> [Goal of the exercise]: The entries that follow should come back exactly, with no pictures among them.

> [Extracted information]:
^^^^

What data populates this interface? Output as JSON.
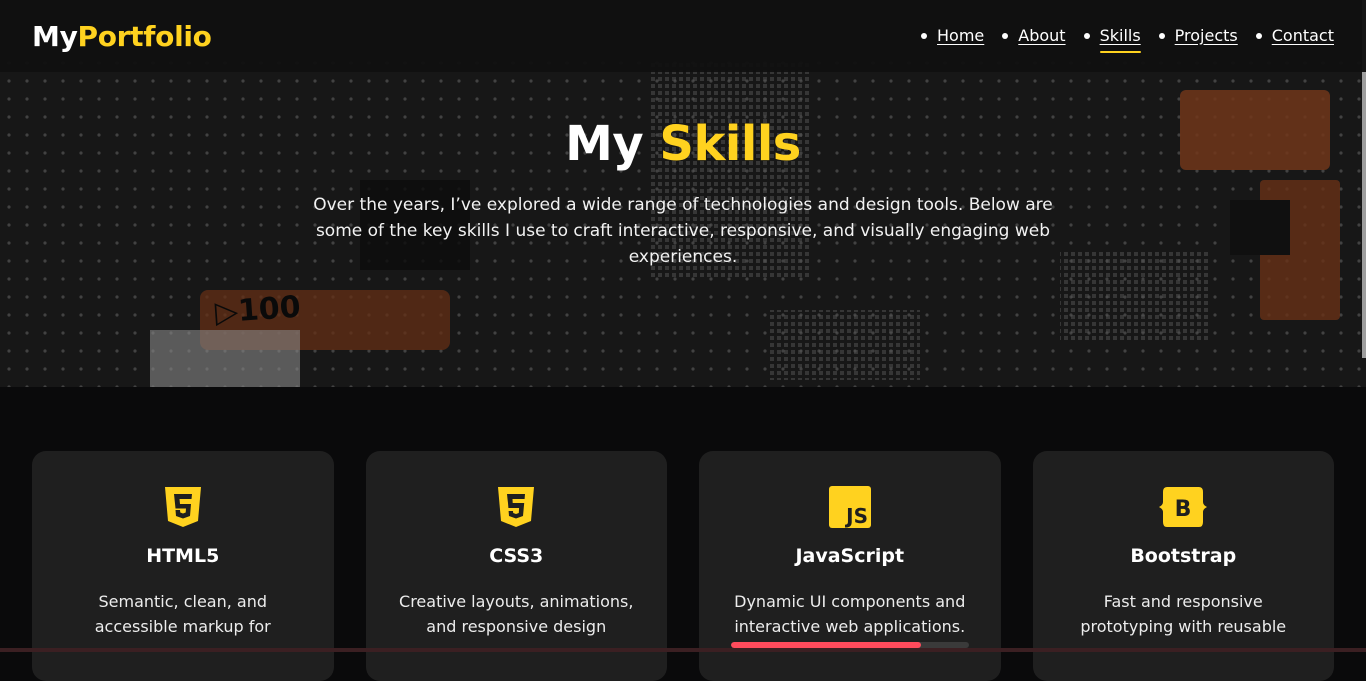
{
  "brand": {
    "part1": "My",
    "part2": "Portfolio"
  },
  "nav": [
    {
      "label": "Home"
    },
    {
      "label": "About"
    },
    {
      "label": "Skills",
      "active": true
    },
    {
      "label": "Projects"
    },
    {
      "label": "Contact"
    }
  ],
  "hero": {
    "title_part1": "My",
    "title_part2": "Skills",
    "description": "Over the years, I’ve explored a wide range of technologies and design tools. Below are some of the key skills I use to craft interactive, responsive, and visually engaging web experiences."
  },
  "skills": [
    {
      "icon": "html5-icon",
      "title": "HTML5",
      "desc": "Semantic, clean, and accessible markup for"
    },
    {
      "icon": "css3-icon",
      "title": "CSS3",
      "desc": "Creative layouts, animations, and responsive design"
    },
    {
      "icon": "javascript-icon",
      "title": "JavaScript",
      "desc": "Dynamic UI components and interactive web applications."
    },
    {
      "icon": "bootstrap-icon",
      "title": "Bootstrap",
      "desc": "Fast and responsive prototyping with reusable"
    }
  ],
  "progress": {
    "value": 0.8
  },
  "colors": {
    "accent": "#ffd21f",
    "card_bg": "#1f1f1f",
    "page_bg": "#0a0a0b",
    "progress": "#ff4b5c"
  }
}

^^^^

> [Your response]:
What data populates this interface? Output as JSON.
{
  "brand": {
    "part1": "My",
    "part2": "Portfolio"
  },
  "nav": [
    {
      "label": "Home"
    },
    {
      "label": "About"
    },
    {
      "label": "Skills",
      "active": true
    },
    {
      "label": "Projects"
    },
    {
      "label": "Contact"
    }
  ],
  "hero": {
    "title_part1": "My",
    "title_part2": "Skills",
    "description": "Over the years, I’ve explored a wide range of technologies and design tools. Below are some of the key skills I use to craft interactive, responsive, and visually engaging web experiences."
  },
  "skills": [
    {
      "icon": "html5-icon",
      "title": "HTML5",
      "desc": "Semantic, clean, and accessible markup for"
    },
    {
      "icon": "css3-icon",
      "title": "CSS3",
      "desc": "Creative layouts, animations, and responsive design"
    },
    {
      "icon": "javascript-icon",
      "title": "JavaScript",
      "desc": "Dynamic UI components and interactive web applications."
    },
    {
      "icon": "bootstrap-icon",
      "title": "Bootstrap",
      "desc": "Fast and responsive prototyping with reusable"
    }
  ],
  "progress": {
    "value": 0.8
  },
  "colors": {
    "accent": "#ffd21f",
    "card_bg": "#1f1f1f",
    "page_bg": "#0a0a0b",
    "progress": "#ff4b5c"
  }
}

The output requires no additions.